Mechanical Structure (a) Defines / encloses the Cell
A cell membrane encloses and defines the cell. There are different ways to express this, e.g.
- The cell membrane maintains the physical integrity of the cell. It's most obvious in the cases of animal cells (because they don't have cell walls) that the cell membrane holds the cell together by enclosing the cytoplasm and organelles within it.
- The cell membrane forms a barrier between the inside of the cell and the environment outside the cell - enclosing cytoplasm and any organelles within the cell, and enabling different chemical environments to exist on each side of the cell membrane.
- The cell membrane physically separates the intracellular components (e.g. organelles in eukaryotic cells) from the extracellular environment.
The 3 points listed above say much the same thing.
(b) Re. Cytoskeleton
In many cases the cell membrane also helps to hold the cytoskeleton (which is within the cell) in place. This is is achieved by some proteins in the cell membrane attaching to some cytoskeletal fibres and helps to define and maintain the shape of the cell.
(c) Extracellular Matrix
In many cases (but not all, e.g. not in the case of single celled-organisms) the cell membrane interacts with the cell membrane of adjacent cells e.g. to form plant and animal tissues.
The cell membrane protects the cell from some harmful chemicals in its external environmemt.
It also protects the cell from loss of useful biological macromolecules held within the cell by its plasma membrane.
The cell membranes that enclose cells (inside the cell wall in the cases of plant cells and prokaryotic cells) are selectively permeable. That is, the structure of these membranes is such that they allow certain particles, incl. e.g. molecules, - but not others - to pass through the membrane, hence into or out of the cell.

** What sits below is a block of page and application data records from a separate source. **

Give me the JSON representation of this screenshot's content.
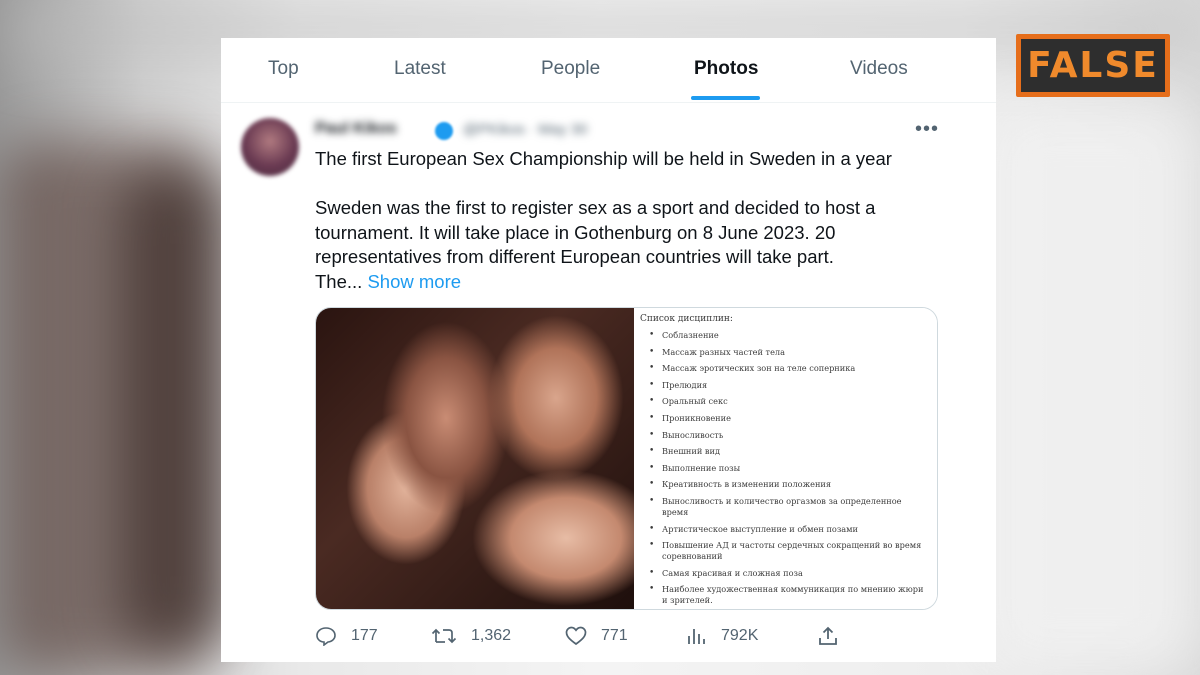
{
  "tabs": [
    {
      "label": "Top"
    },
    {
      "label": "Latest"
    },
    {
      "label": "People"
    },
    {
      "label": "Photos",
      "active": true
    },
    {
      "label": "Videos"
    }
  ],
  "tweet": {
    "author_name": "Paul Kikos",
    "author_meta": "@PKikos · May 30",
    "line1": "The first European Sex Championship will be held in Sweden in a year",
    "line2": "Sweden was the first to register sex as a sport and decided to host a",
    "line3": "tournament. It will take place in Gothenburg on 8 June 2023. 20",
    "line4": "representatives from different European countries will take part.",
    "line5": "The...",
    "show_more": "Show more",
    "media": {
      "list_title": "Список дисциплин:",
      "items": [
        "Соблазнение",
        "Массаж разных частей тела",
        "Массаж эротических зон на теле соперника",
        "Прелюдия",
        "Оральный секс",
        "Проникновение",
        "Выносливость",
        "Внешний вид",
        "Выполнение позы",
        "Креативность в изменении положения",
        "Выносливость и количество оргазмов за определенное время",
        "Артистическое выступление и обмен позами",
        "Повышение АД и частоты сердечных сокращений во время соревнований",
        "Самая красивая и сложная поза",
        "Наиболее художественная коммуникация по мнению жюри и зрителей."
      ]
    },
    "actions": {
      "replies": "177",
      "retweets": "1,362",
      "likes": "771",
      "views": "792K"
    }
  },
  "badge": {
    "label": "FALSE",
    "accent": "#e66e1b"
  },
  "colors": {
    "link": "#1d9bf0",
    "text": "#0f1419",
    "muted": "#536471"
  }
}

(This cell membrane function is one of several functions that facilitate the transport of materials needed for survival of the cell, others include "active transport", "exocytosis" and "endocytosis".)
Cell membranes, also known as "plasma membranes", can allow active transport of specific molecules across the cell membrane in either direction, i.e. either into or out of the cell.
That is - cell membranes can allow some particular molecules to move against a concentration gradient e.g. from a lower concentration outside the cell to a higher concentration inside the cell, or vice-versa. Active transport (movement against the concentration gradient) requires, that is it uses, energy.
See the pages about diffusion, osmosis and active transport for more information.
Exocytosis and Endocytosis
Exocytosis is the process by which a cell moves the contents of secretory vesicles out of the cell via the cell membrane.
Endocytosis is the opposite process by which the contents of secretory vesicles are moved into the cell via the cell membrane.
Markers & Signalling
(for communication with other cells & the external environment)
Proteins called surface protein markers embedded in the cell membrane identify the cell, enabling nearby cells to communicate with each other.
Cell membranes often include receptor sites for interaction with specific biochemicals such as certain hormones, neurotransmitters and immune proteins. In this way the cell can recognize and process some signals received from the extracellular environment.